Senate Majority Leader Harry Reid talks with Don Stewart, spokesman for presumed Senate Majority Leader Mitch McConnell in the Capitol. (Tom Williams/CQ Roll Call)

Lame-duck sessions of Congress are those that occur after an election and before the new Congress.  The lame ducks, of course, are those members who will not be returning in the next Congress due to retirement, defeat or running for other office.  Oh, they still get paid and are still expected to vote (and most do).   But, they have less incentive to show up regularly or vote the party line.   That throws an element of uncertainty into lame-duck sessions and is why leaders would prefer to avoid them altogether. Nowadays, however, they are all but impossible to avoid given an appropriations process infected by an unchained malady looping in an unfinished symphony.   Counting the current lame-duck session, there have only been 20 such sessions (out of 40 possible) since 1935 when the 20th amendment to the Constitution took effect.  That amendment changed the date for commencement of Congress to January 3, eliminating routine lame-duck “short sessions” between early December and early March.   Nine of the 20 lame ducks occurred in this and the preceding eight Congresses.   In all but three, Congress was forced to return after an election due in part to an “incomplete” on its appropriations report card.  The three exceptions were 1998 for impeachment, 2008 for the economic meltdown, and 2012 for the fiscal cliff.   This year Congress enacted none of its regular appropriations bills before the election recess, forcing government by continuing resolution through Dec. 11 and a lame-duck session beginning this week.

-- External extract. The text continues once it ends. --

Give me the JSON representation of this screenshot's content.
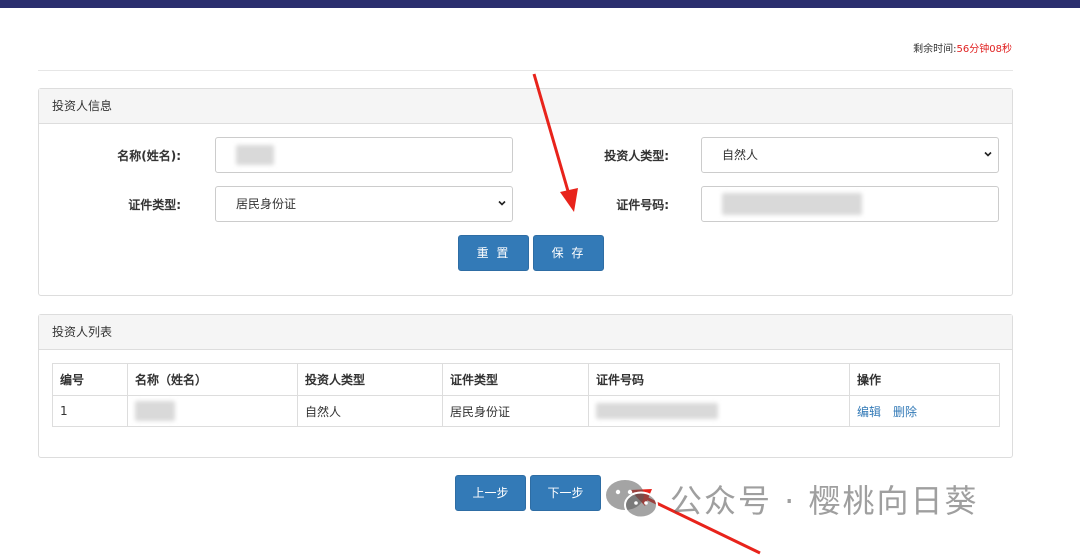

While presidents and an assortment of interest groups have long lists of items they would like a lame-duck session to consider, leaders prefer confining the agenda to “must pass” legislation: appropriations bills, and expiring tax and authorization laws.  The exceptions are when an election takes control of Congress away from the president’s party as in 2006 and 2010.   That sets up a last-chance-for-legislative-romance dance between the branches.   The lame-duck Congress in 2012 was also unusually productive given the action-forcing mechanism of the fiscal cliff.  The current lame-duck round is unlikely to replicate its predecessor in legislative activity.  That’s because of the lack of crisis, the president’s weakened status as a lame duck himself and Republicans’ better chances for success next Congress.   No one is in an advantaged position this year to extract anything from a lame duck whose unsynchronized left and right wings have essentially grounded Congress for the better part of the past four years.  Better to let it limp off stage with a minimal modicum of respect still intact. That is not to say the leaders will have an easy time passing even a minimalist, must-pass agenda in the final days.  While leaders might be expected under such time-sensitive conditions to pull out all the stops on procedural gimmicks and shortcuts and resort to what I call “procedural quackery” to get things done, quite the opposite has been true.   An examination of the past eight Congresses reveals that most legislation considered during a lame-duck session is handled in a fairly straightforward manner.   That’s because heavy-handed procedural gamesmanship late in the game can produce unnecessary partisan strife, delay and even defeat.    Granted, there are no open amendment rules in the waning days of a session — continuing and omnibus appropriations and tax measures are traditionally closed, whether pre- or post-election. M embers are more accepting of expedited procedures given the urgency of the agenda and the siren song of families beckoning them home for Thanksgiving and the religious holidays. So, if you hear any duck calls emanating from Congress over the next month, don’t consider it a procedural quackery alert.  More likely they are being sounded by the masters of the flock herding their fine feathered followers toward the exits until the last duck drops. Don Wolfensberger is a resident scholar at the Bipartisan Policy Center, a senior scholar at the Woodrow Wilson Center and former staff director of the House Rules Committee. Roll Call Results Map: Results and District Profiles for Every Seat